28 October 306: the Senate and the Praetorian Guard in Rome proclaim Maxentius as emperor princeps.
It could easily be said that the architecture of Rome (the city) under Maxentius represents the last flourish of genuine Classical in its true pagan milieu.
left: The Circus of Hadrian and the Mausoleum of Hadrian (135 AD), after Piranesi.
right: The Circus of Maxentius and the Mausoleum of Romulus (son of Maxentius) (c. 310 AD), on the Appian Way.
Both complexes, displayed here at the same scale with true north up, comprise the 'classic' Roman funereal paradigm of tomb, circus and dining hall, facilitating the "munus", a death rite, where death games and feasts accompanied the funeral day.
28 October 312: Maxentius offers battle with Constantine outside the gates of Rome near the Milvian Bridge. Maxentius suffers total defeat, himself drowning in the Tiber.
It is at this point that the architecture of Rome (the city) begins to represent a pagan/Christian hybrid, with stylistic influence coming from the North (Treves Augustum [today's Trier, Germany]), Constantine's Imperial capital, and from the East (Nicomedia [today's Izmet, Turkey]), the Roman Empire's power center since c. 280 AD.
left: The Circus of Maxentius and the Mausoleum of Romulus (son of Maxentius) (c. 310 AD), on the Appian Way.
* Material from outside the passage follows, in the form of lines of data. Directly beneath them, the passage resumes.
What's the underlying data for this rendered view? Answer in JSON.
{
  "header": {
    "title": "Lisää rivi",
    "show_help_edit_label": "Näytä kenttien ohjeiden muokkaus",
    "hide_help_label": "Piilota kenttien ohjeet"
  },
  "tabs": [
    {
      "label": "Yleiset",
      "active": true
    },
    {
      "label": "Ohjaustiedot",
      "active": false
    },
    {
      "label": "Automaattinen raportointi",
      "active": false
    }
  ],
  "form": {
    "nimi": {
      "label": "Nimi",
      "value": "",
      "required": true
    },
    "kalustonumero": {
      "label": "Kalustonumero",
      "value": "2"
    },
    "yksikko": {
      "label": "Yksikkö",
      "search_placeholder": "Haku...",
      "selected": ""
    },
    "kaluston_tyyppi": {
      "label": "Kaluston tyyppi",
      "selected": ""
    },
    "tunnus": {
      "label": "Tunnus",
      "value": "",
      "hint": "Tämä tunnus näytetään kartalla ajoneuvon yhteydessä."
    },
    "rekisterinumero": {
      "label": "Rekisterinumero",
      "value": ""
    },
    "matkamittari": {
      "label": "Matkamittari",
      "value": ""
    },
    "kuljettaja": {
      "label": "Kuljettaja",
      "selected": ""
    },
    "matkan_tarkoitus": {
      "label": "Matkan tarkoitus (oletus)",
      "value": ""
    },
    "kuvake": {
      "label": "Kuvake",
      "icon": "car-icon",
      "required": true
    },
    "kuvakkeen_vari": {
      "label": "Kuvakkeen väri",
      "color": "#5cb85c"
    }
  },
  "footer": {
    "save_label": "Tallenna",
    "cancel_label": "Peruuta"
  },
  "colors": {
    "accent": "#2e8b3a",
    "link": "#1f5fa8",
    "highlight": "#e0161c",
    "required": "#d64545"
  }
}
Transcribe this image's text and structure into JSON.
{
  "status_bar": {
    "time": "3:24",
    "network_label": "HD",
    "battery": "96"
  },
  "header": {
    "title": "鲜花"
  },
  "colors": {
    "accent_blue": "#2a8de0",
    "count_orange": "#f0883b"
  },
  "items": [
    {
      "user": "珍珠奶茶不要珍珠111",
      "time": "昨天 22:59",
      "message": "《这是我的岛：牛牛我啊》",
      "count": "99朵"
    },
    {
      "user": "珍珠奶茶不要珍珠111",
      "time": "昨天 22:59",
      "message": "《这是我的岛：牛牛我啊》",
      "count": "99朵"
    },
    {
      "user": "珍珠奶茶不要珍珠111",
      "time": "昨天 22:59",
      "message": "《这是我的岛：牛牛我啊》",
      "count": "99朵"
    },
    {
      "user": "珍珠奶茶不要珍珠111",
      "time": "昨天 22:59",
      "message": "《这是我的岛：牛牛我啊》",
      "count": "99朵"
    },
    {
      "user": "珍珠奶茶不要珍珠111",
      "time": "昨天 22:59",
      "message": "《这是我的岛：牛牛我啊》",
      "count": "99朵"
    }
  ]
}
center: The 'basilica' of Sts. Peter and Marcellinus (c. 314 AD) and the Mausoleum of Helena (mother of Constantine) (326 AD).
right: The 'basilica' of St. Agnes (c. 314 AD) and the Mausoleum of Constantina (daughter of Constantine) (c. 345 AD).
The three complexes, displayed here at the same scale with true north up, demonstrate how the tombs remained more or less the same, i.e., substantial round, domed structures, but the pagan funereal circus has morphed into a circus-shaped covered graveyard where feasts were held on the respective saint's death ('feast') day.
It is on record that the yearly commemorative feasts of saintly death days quickly evolved into quite exorbitant, if not all out drunken, several-day-long affairs, thus, by the beginning of the fifth century, Rome's somewhat unique circus-shaped basilica/graveyards were deemed inappropriate for 'church' architecture, closely coinciding with (St.) Augustine's writing of The City of God Against the Pagans.